Uterine Fibroids (fibromyoma)

Also, called myoma or leiomyoma, but most commonly called fibroids. Fibroids grow in the uterus, and are among the most common medical conditions affecting women. Fibroids are almost, always beign (non-cancerous) tumours, which grow from the muscle wall of the uterus.

Fibroids may grow as large as a football, and is usually when women go to their doctor. But, most fibroids are discovered during routine pelvic examinations.
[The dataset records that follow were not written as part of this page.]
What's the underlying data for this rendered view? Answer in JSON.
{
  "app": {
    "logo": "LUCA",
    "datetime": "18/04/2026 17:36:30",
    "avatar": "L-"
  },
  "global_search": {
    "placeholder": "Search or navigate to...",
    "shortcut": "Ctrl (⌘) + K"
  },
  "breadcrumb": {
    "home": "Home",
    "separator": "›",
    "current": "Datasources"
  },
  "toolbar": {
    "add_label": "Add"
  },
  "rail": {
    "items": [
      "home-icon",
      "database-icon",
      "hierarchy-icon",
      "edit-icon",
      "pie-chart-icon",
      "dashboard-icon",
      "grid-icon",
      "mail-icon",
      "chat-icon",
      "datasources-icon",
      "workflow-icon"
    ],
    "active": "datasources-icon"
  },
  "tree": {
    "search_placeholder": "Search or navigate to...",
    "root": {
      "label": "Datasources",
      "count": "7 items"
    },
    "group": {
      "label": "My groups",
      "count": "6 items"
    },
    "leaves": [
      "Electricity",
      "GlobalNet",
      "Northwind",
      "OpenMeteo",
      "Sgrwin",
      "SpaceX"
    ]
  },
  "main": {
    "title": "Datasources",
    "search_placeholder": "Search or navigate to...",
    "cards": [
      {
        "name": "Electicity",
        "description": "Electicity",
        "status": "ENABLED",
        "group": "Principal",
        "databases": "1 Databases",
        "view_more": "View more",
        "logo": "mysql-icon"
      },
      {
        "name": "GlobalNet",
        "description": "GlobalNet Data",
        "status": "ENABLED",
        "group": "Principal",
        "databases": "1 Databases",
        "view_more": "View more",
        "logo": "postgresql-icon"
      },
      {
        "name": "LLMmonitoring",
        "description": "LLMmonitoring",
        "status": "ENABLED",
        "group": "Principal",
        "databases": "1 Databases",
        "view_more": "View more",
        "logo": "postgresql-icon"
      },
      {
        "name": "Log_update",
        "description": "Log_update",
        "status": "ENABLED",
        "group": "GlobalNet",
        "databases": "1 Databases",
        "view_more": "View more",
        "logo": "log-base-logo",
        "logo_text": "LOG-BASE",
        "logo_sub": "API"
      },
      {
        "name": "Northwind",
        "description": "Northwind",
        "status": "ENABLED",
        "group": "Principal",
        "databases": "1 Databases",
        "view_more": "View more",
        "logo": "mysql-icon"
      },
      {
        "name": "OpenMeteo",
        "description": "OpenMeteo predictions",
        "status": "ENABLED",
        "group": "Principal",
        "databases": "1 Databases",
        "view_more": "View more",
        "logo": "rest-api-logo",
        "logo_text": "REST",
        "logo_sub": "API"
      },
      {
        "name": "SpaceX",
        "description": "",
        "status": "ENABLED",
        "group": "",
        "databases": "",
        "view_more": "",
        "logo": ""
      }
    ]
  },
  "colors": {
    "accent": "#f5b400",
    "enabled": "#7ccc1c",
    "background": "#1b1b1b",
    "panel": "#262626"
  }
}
A hysterectomy is usually perfomed to remove the fibroid, and the uterus; however, the uterus may be preserved in relatively new surgery called a myomectomy.

Symptoms include:

heavier than usual menstrual bleeding

bleeding between periods

abdominal swelling

feeling of pelvic pressure or heaviness

urge to pass urine (as fibroid presses on bladder)

feeling of constipation (as fibroid presses on bowel)

difficulty conceiving (due to pressure on fallopian tubes)

Important note – these symptoms are not diagnostic of just uterine fibroids, and some women may not have any symptoms at all, so it is important to have a regular pelvic examination –  usually done by a doctor, following the all important Pap smear – all sexually active women are advised to have a Pap smear every two years, unless advised otherwise.

These Australian websites contain more information, or more detailed information, concerning fibroids, diagnosis options, and both surgical and non-surgical treatment options:

 

Uterine fibroids: what you need to know 

Dr Feelgood’s FAQ’s on Fibroids

Myomectomy on the Better Health Channel

Fibroids “Fast facts” on myDr